The whole listing should be retyped exactly as it appears.

◆ ◆ ◆ ◆ ◆ ◆ ◆

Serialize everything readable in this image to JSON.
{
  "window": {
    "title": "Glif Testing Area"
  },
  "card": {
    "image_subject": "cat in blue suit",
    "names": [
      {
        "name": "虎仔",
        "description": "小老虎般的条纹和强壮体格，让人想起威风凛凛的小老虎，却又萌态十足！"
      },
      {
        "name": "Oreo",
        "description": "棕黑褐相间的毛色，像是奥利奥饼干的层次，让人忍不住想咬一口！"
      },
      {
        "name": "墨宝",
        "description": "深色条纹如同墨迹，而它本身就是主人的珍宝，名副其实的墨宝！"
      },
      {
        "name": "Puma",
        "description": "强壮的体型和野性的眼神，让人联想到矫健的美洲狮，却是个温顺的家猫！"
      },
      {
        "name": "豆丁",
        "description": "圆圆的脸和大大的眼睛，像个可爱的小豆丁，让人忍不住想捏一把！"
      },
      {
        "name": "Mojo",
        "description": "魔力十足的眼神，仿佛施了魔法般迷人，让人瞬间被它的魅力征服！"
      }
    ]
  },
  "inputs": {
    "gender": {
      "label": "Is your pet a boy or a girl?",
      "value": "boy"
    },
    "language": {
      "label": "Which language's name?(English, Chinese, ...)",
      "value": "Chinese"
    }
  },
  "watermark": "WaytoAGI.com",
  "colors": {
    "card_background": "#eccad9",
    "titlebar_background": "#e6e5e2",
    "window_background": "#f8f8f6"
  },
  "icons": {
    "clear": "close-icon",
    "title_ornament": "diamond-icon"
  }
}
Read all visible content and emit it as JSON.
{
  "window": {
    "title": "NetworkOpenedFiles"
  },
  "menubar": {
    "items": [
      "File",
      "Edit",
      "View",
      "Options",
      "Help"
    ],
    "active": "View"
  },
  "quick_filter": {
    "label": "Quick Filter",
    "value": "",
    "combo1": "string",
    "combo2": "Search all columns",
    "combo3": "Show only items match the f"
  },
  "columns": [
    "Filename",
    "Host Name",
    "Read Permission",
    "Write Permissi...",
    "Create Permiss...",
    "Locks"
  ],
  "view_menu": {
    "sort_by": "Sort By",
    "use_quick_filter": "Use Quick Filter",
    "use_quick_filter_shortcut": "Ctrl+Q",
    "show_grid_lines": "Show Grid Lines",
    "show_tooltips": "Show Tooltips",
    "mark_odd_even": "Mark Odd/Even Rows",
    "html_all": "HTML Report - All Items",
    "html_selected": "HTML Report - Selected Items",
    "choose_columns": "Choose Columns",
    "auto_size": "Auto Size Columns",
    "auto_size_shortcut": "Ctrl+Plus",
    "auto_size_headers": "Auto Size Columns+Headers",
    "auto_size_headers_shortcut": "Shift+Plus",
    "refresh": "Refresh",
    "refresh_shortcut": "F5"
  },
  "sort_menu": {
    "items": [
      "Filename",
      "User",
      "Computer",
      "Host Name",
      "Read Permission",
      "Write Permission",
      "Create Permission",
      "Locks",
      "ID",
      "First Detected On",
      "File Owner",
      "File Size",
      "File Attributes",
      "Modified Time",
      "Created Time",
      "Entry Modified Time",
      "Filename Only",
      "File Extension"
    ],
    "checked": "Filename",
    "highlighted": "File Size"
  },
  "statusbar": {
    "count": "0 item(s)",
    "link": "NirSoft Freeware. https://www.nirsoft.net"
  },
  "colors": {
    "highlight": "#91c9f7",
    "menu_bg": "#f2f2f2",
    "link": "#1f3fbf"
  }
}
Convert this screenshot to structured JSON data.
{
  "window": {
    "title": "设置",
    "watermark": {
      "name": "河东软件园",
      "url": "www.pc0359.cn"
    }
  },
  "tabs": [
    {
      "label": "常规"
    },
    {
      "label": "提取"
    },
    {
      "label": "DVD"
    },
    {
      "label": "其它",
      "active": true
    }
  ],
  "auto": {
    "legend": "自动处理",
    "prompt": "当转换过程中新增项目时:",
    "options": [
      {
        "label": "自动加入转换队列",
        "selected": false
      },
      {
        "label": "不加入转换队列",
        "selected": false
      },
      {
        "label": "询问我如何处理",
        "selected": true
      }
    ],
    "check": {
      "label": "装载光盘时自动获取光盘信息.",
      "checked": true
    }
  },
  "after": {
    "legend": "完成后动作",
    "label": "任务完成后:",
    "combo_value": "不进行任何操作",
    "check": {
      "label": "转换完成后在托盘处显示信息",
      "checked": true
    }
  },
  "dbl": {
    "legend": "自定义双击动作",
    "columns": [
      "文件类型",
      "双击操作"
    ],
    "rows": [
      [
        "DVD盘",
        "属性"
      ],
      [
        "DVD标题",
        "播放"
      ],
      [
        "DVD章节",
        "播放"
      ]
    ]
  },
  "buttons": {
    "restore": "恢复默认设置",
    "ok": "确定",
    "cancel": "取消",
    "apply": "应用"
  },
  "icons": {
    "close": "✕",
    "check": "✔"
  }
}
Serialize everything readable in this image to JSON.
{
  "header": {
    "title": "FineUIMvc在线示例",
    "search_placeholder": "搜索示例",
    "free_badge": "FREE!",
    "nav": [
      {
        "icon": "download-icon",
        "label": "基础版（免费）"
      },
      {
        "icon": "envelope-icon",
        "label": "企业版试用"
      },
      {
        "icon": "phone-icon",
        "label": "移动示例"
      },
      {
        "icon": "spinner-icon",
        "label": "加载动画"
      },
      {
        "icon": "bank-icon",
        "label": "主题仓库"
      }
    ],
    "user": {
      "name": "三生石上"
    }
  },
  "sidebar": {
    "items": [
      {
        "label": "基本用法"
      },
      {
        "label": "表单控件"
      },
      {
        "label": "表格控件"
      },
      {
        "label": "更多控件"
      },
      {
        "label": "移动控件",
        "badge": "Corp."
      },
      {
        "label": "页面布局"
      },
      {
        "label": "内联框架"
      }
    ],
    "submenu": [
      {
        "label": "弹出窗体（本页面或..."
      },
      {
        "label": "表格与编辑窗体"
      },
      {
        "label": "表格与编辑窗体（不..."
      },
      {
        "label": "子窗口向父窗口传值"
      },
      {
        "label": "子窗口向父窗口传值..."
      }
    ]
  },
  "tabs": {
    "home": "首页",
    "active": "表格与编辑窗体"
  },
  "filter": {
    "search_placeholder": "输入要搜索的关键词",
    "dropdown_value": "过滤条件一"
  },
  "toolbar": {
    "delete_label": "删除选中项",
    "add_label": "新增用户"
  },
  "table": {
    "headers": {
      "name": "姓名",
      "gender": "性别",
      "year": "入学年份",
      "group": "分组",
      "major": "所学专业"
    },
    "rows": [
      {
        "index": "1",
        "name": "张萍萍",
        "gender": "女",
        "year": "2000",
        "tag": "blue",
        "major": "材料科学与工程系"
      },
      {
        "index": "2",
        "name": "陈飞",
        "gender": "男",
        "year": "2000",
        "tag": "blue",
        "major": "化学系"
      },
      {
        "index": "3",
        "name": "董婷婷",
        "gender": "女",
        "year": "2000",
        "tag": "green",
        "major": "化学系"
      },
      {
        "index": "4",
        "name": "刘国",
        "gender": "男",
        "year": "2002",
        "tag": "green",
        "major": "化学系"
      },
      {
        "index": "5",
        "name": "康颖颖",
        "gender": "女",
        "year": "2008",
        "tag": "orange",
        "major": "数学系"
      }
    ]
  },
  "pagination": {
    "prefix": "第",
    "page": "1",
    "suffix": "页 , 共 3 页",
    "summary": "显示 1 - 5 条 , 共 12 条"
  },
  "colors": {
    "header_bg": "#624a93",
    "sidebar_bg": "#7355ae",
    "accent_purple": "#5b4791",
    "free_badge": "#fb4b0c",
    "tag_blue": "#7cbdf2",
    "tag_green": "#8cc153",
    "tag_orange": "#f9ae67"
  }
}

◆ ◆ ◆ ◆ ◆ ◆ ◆

■ Written answer:
Serialize everything readable in this image to JSON.
{
  "window": {
    "title": "Glif Testing Area"
  },
  "card": {
    "image_subject": "cat in blue suit",
    "names": [
      {
        "name": "虎仔",
        "description": "小老虎般的条纹和强壮体格，让人想起威风凛凛的小老虎，却又萌态十足！"
      },
      {
        "name": "Oreo",
        "description": "棕黑褐相间的毛色，像是奥利奥饼干的层次，让人忍不住想咬一口！"
      },
      {
        "name": "墨宝",
        "description": "深色条纹如同墨迹，而它本身就是主人的珍宝，名副其实的墨宝！"
      },
      {
        "name": "Puma",
        "description": "强壮的体型和野性的眼神，让人联想到矫健的美洲狮，却是个温顺的家猫！"
      },
      {
        "name": "豆丁",
        "description": "圆圆的脸和大大的眼睛，像个可爱的小豆丁，让人忍不住想捏一把！"
      },
      {
        "name": "Mojo",
        "description": "魔力十足的眼神，仿佛施了魔法般迷人，让人瞬间被它的魅力征服！"
      }
    ]
  },
  "inputs": {
    "gender": {
      "label": "Is your pet a boy or a girl?",
      "value": "boy"
    },
    "language": {
      "label": "Which language's name?(English, Chinese, ...)",
      "value": "Chinese"
    }
  },
  "watermark": "WaytoAGI.com",
  "colors": {
    "card_background": "#eccad9",
    "titlebar_background": "#e6e5e2",
    "window_background": "#f8f8f6"
  },
  "icons": {
    "clear": "close-icon",
    "title_ornament": "diamond-icon"
  }
}
Read all visible content and emit it as JSON.
{
  "window": {
    "title": "NetworkOpenedFiles"
  },
  "menubar": {
    "items": [
      "File",
      "Edit",
      "View",
      "Options",
      "Help"
    ],
    "active": "View"
  },
  "quick_filter": {
    "label": "Quick Filter",
    "value": "",
    "combo1": "string",
    "combo2": "Search all columns",
    "combo3": "Show only items match the f"
  },
  "columns": [
    "Filename",
    "Host Name",
    "Read Permission",
    "Write Permissi...",
    "Create Permiss...",
    "Locks"
  ],
  "view_menu": {
    "sort_by": "Sort By",
    "use_quick_filter": "Use Quick Filter",
    "use_quick_filter_shortcut": "Ctrl+Q",
    "show_grid_lines": "Show Grid Lines",
    "show_tooltips": "Show Tooltips",
    "mark_odd_even": "Mark Odd/Even Rows",
    "html_all": "HTML Report - All Items",
    "html_selected": "HTML Report - Selected Items",
    "choose_columns": "Choose Columns",
    "auto_size": "Auto Size Columns",
    "auto_size_shortcut": "Ctrl+Plus",
    "auto_size_headers": "Auto Size Columns+Headers",
    "auto_size_headers_shortcut": "Shift+Plus",
    "refresh": "Refresh",
    "refresh_shortcut": "F5"
  },
  "sort_menu": {
    "items": [
      "Filename",
      "User",
      "Computer",
      "Host Name",
      "Read Permission",
      "Write Permission",
      "Create Permission",
      "Locks",
      "ID",
      "First Detected On",
      "File Owner",
      "File Size",
      "File Attributes",
      "Modified Time",
      "Created Time",
      "Entry Modified Time",
      "Filename Only",
      "File Extension"
    ],
    "checked": "Filename",
    "highlighted": "File Size"
  },
  "statusbar": {
    "count": "0 item(s)",
    "link": "NirSoft Freeware. https://www.nirsoft.net"
  },
  "colors": {
    "highlight": "#91c9f7",
    "menu_bg": "#f2f2f2",
    "link": "#1f3fbf"
  }
}
Convert this screenshot to structured JSON data.
{
  "window": {
    "title": "设置",
    "watermark": {
      "name": "河东软件园",
      "url": "www.pc0359.cn"
    }
  },
  "tabs": [
    {
      "label": "常规"
    },
    {
      "label": "提取"
    },
    {
      "label": "DVD"
    },
    {
      "label": "其它",
      "active": true
    }
  ],
  "auto": {
    "legend": "自动处理",
    "prompt": "当转换过程中新增项目时:",
    "options": [
      {
        "label": "自动加入转换队列",
        "selected": false
      },
      {
        "label": "不加入转换队列",
        "selected": false
      },
      {
        "label": "询问我如何处理",
        "selected": true
      }
    ],
    "check": {
      "label": "装载光盘时自动获取光盘信息.",
      "checked": true
    }
  },
  "after": {
    "legend": "完成后动作",
    "label": "任务完成后:",
    "combo_value": "不进行任何操作",
    "check": {
      "label": "转换完成后在托盘处显示信息",
      "checked": true
    }
  },
  "dbl": {
    "legend": "自定义双击动作",
    "columns": [
      "文件类型",
      "双击操作"
    ],
    "rows": [
      [
        "DVD盘",
        "属性"
      ],
      [
        "DVD标题",
        "播放"
      ],
      [
        "DVD章节",
        "播放"
      ]
    ]
  },
  "buttons": {
    "restore": "恢复默认设置",
    "ok": "确定",
    "cancel": "取消",
    "apply": "应用"
  },
  "icons": {
    "close": "✕",
    "check": "✔"
  }
}
Serialize everything readable in this image to JSON.
{
  "header": {
    "title": "FineUIMvc在线示例",
    "search_placeholder": "搜索示例",
    "free_badge": "FREE!",
    "nav": [
      {
        "icon": "download-icon",
        "label": "基础版（免费）"
      },
      {
        "icon": "envelope-icon",
        "label": "企业版试用"
      },
      {
        "icon": "phone-icon",
        "label": "移动示例"
      },
      {
        "icon": "spinner-icon",
        "label": "加载动画"
      },
      {
        "icon": "bank-icon",
        "label": "主题仓库"
      }
    ],
    "user": {
      "name": "三生石上"
    }
  },
  "sidebar": {
    "items": [
      {
        "label": "基本用法"
      },
      {
        "label": "表单控件"
      },
      {
        "label": "表格控件"
      },
      {
        "label": "更多控件"
      },
      {
        "label": "移动控件",
        "badge": "Corp."
      },
      {
        "label": "页面布局"
      },
      {
        "label": "内联框架"
      }
    ],
    "submenu": [
      {
        "label": "弹出窗体（本页面或..."
      },
      {
        "label": "表格与编辑窗体"
      },
      {
        "label": "表格与编辑窗体（不..."
      },
      {
        "label": "子窗口向父窗口传值"
      },
      {
        "label": "子窗口向父窗口传值..."
      }
    ]
  },
  "tabs": {
    "home": "首页",
    "active": "表格与编辑窗体"
  },
  "filter": {
    "search_placeholder": "输入要搜索的关键词",
    "dropdown_value": "过滤条件一"
  },
  "toolbar": {
    "delete_label": "删除选中项",
    "add_label": "新增用户"
  },
  "table": {
    "headers": {
      "name": "姓名",
      "gender": "性别",
      "year": "入学年份",
      "group": "分组",
      "major": "所学专业"
    },
    "rows": [
      {
        "index": "1",
        "name": "张萍萍",
        "gender": "女",
        "year": "2000",
        "tag": "blue",
        "major": "材料科学与工程系"
      },
      {
        "index": "2",
        "name": "陈飞",
        "gender": "男",
        "year": "2000",
        "tag": "blue",
        "major": "化学系"
      },
      {
        "index": "3",
        "name": "董婷婷",
        "gender": "女",
        "year": "2000",
        "tag": "green",
        "major": "化学系"
      },
      {
        "index": "4",
        "name": "刘国",
        "gender": "男",
        "year": "2002",
        "tag": "green",
        "major": "化学系"
      },
      {
        "index": "5",
        "name": "康颖颖",
        "gender": "女",
        "year": "2008",
        "tag": "orange",
        "major": "数学系"
      }
    ]
  },
  "pagination": {
    "prefix": "第",
    "page": "1",
    "suffix": "页 , 共 3 页",
    "summary": "显示 1 - 5 条 , 共 12 条"
  },
  "colors": {
    "header_bg": "#624a93",
    "sidebar_bg": "#7355ae",
    "accent_purple": "#5b4791",
    "free_badge": "#fb4b0c",
    "tag_blue": "#7cbdf2",
    "tag_green": "#8cc153",
    "tag_orange": "#f9ae67"
  }
}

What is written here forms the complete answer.